### What you will do
Find the lines below that contain the string "odoo". Copy each one.

[Data about app and page elements]
○ ○ ○ ○

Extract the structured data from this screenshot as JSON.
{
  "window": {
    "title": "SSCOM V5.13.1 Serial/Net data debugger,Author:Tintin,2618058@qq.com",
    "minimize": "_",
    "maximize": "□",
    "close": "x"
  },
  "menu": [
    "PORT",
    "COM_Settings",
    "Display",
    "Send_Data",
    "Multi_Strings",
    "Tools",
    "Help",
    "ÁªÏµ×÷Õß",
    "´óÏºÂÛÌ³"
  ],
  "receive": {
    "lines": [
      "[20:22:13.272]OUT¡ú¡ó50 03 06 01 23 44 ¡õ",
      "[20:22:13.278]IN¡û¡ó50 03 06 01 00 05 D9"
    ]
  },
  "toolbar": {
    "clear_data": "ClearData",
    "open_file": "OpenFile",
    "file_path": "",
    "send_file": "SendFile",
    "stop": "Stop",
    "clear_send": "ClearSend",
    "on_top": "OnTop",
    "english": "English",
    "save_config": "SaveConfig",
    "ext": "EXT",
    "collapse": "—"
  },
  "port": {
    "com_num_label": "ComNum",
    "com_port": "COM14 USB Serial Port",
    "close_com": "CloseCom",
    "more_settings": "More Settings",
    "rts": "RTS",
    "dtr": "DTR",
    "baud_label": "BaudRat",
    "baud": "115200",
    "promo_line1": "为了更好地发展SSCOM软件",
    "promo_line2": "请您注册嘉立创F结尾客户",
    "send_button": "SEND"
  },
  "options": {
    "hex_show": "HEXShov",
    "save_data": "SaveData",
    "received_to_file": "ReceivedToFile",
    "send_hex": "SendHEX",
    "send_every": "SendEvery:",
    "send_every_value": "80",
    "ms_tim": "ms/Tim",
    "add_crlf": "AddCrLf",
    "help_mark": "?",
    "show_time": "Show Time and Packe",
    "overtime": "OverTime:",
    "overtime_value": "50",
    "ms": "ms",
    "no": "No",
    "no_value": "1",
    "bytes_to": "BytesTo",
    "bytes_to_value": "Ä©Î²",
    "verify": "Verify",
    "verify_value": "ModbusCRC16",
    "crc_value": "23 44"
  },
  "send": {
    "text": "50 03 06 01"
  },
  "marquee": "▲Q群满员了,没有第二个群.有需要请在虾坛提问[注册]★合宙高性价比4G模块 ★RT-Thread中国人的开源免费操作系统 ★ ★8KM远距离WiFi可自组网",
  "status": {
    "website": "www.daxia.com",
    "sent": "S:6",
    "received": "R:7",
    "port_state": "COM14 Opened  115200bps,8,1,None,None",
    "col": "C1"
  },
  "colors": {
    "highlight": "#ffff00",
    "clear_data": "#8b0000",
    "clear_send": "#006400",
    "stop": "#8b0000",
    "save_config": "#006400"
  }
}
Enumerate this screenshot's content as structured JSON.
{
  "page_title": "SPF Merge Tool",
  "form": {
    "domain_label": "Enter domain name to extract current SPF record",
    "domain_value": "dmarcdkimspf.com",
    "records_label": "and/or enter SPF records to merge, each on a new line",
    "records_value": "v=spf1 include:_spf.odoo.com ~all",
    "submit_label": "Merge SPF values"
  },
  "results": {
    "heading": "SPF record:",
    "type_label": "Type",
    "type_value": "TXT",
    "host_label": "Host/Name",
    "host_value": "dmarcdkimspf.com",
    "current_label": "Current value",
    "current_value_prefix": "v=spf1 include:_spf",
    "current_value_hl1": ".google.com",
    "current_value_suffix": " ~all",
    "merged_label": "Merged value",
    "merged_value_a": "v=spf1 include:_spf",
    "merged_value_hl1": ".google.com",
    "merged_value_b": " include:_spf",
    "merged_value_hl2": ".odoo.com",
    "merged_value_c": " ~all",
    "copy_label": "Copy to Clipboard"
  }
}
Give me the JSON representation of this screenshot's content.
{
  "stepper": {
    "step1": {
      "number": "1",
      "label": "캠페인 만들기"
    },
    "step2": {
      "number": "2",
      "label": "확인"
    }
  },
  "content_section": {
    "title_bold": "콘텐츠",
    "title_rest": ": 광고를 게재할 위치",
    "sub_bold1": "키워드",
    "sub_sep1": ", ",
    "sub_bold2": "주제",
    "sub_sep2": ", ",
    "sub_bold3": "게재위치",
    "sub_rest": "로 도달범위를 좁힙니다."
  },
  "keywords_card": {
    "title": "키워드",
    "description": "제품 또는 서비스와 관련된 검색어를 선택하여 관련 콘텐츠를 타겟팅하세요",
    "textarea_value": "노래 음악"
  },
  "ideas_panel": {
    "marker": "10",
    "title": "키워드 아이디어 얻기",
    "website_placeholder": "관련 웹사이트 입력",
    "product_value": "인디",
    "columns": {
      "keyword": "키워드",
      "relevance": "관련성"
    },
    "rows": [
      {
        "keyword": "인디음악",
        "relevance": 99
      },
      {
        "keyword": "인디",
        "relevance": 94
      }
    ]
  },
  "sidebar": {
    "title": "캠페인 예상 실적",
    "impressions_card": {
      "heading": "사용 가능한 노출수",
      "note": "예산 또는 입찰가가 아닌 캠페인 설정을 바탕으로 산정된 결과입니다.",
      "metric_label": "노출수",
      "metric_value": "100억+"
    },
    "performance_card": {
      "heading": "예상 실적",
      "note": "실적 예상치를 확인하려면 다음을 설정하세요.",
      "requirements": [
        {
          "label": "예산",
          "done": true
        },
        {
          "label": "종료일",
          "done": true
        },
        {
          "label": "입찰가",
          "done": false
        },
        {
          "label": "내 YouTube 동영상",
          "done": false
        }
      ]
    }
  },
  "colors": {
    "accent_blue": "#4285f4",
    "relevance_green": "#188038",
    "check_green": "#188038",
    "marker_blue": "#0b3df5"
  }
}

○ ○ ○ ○

### Output for this exercise
    "records_value": "v=spf1 include:_spf.odoo.com ~all",
    "merged_value_hl2": ".odoo.com",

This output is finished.